TechWhirl (TECHWR-L) is a resource for technical writing and technical communications professionals of all experience levels and in all industries to share their experiences and acquire information.
For two decades, technical communicators have turned to TechWhirl to ask and answer questions about the always-changing world of technical communications, such as tools, skills, career paths, methodologies, and emerging industries. The TechWhirl Archives and magazine, created for, by and about technical writers, offer a wealth of knowledge to everyone with an interest in any aspect of technical communications.
Subject:Academic vs. technical writing From:Chaim Chatan <chatan -at- IDI -dot- ORG -dot- IL> Date:Fri, 27 Mar 1998 16:29:29 +0200
Since there is a discussion of the differences between academic writing and
technical writing, let me give you the perspective of someone who has done
both. There are very important differences between academic and technical
writing. One must also realize that there are also different types of
academic writing and different types of technical writing.
First of all, the purposes and audiences are different between academic and
technical writing. The purposes of academic writing can be: 1) to present
the results of one's knowledge, 2) to present the results gained from one's
personal research, and 3) to present one's point of view. Of course, both
technical and academic writing is laden with jargon, but the jargon is used
for different purposes. As far as technical writing is concerned, the
purposes of technical writing can be: 1) to teach someone how to use a
specific product or service; and 2) to describe the procedures that are
employed by companies for carrying out various tasks.
The audiences are completely different. The academic is writing to fellow
scholars, and often, depending on the journal or publication, to the
general public. The technical writer is writing to the user of the product
or the service, or to government inspectors who need to see how the company
carries out certain tasks. Users, of course, differ from product to
product. In addition, technical writing differs from area to area. For
example, writing documentation for software is different from writing
documentation for hardware.
When I took a technical writing course as part of my professional
retraining, I had to unlearn a lot of what I had been doing as an academic
writer. We are dealing with different styles of writing altogether. Also,
there is good and bad academic and technical writing, and a good academic
writer may not become a good technical writer and vice versa. I have seen
downright awful academic writing, where the author wrote extremely unclear
and obscure prose, and I have seen extremely garbled technical writing,
where it was difficult to follow the instructions.
The important variable here is teachability. If an academic writer who
wants to become a technical writer is not teachable, especially coming from
the academic and liberal arts world, he/she will not be a good technical
writer. Good academic writing is not enough--teachability is the most

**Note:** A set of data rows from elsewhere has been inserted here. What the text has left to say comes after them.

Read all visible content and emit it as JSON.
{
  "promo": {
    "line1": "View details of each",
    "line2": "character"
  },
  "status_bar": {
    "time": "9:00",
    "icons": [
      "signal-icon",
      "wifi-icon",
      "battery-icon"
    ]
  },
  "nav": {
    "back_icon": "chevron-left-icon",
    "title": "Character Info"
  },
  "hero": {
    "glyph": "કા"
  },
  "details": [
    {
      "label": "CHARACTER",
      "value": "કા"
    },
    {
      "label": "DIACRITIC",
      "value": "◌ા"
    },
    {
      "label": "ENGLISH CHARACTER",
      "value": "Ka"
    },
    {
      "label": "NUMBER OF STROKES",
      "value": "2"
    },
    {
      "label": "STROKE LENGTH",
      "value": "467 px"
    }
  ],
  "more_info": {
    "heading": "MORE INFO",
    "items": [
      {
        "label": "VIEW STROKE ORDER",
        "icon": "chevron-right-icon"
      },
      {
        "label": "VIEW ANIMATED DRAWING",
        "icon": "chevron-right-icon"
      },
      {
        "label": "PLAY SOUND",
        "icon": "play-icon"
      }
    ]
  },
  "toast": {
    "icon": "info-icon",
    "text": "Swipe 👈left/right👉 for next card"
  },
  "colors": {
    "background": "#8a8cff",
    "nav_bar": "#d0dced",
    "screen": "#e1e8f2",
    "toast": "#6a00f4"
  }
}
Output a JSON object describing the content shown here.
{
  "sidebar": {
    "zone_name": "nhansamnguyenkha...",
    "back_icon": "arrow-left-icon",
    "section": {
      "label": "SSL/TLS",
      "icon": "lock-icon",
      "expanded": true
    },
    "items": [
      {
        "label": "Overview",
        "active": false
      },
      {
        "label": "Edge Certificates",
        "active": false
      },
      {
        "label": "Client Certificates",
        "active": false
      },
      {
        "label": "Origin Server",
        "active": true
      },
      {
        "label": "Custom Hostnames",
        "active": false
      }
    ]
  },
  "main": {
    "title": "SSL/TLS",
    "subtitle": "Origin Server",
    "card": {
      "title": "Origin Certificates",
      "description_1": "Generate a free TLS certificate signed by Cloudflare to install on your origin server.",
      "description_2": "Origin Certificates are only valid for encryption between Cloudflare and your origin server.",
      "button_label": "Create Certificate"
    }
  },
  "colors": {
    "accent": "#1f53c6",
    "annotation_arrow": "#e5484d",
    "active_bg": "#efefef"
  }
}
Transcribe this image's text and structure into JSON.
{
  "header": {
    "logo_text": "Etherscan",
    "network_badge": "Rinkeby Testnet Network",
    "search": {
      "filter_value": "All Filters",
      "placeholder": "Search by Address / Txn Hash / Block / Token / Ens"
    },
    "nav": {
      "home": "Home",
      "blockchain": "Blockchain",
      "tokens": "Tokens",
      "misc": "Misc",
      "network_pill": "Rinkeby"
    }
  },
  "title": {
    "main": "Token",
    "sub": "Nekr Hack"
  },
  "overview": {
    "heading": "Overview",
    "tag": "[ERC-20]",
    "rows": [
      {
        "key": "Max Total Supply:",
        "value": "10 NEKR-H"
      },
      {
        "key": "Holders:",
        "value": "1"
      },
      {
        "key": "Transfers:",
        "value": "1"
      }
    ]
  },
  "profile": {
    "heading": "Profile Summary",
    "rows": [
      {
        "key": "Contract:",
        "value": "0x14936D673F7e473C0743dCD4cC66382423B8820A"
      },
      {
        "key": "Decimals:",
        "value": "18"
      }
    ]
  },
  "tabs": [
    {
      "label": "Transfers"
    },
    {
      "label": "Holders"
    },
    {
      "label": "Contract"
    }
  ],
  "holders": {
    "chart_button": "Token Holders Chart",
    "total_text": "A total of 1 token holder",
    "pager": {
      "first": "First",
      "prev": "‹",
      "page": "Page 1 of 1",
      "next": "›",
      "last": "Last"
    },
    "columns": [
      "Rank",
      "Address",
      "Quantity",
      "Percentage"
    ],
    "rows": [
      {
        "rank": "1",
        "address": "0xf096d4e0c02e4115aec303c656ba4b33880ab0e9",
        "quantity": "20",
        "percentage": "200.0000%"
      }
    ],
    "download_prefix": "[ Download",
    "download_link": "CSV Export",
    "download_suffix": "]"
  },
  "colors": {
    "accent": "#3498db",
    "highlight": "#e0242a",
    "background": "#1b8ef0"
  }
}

important factor. One of the most important tasks of interviewers of
candidates for technical writing jobs, especially candidates who have not
had professional experience, is not just simply to look at the writing
samples of the candidates, but to assess how teachable they are. If the
candidate has both academic and technical writing samples, the interviewer
should be able to assess whether the candidate has grasped the differences
between the two types of writing. This is one way to measure teachability.
A bit of advice for academics who want to go into technical writing is to
peruse all the various types of manuals and documentation written by
technical writers to get a sense of what is involved in technical writing.
Chaim I. Chatan
P.O. Box 31928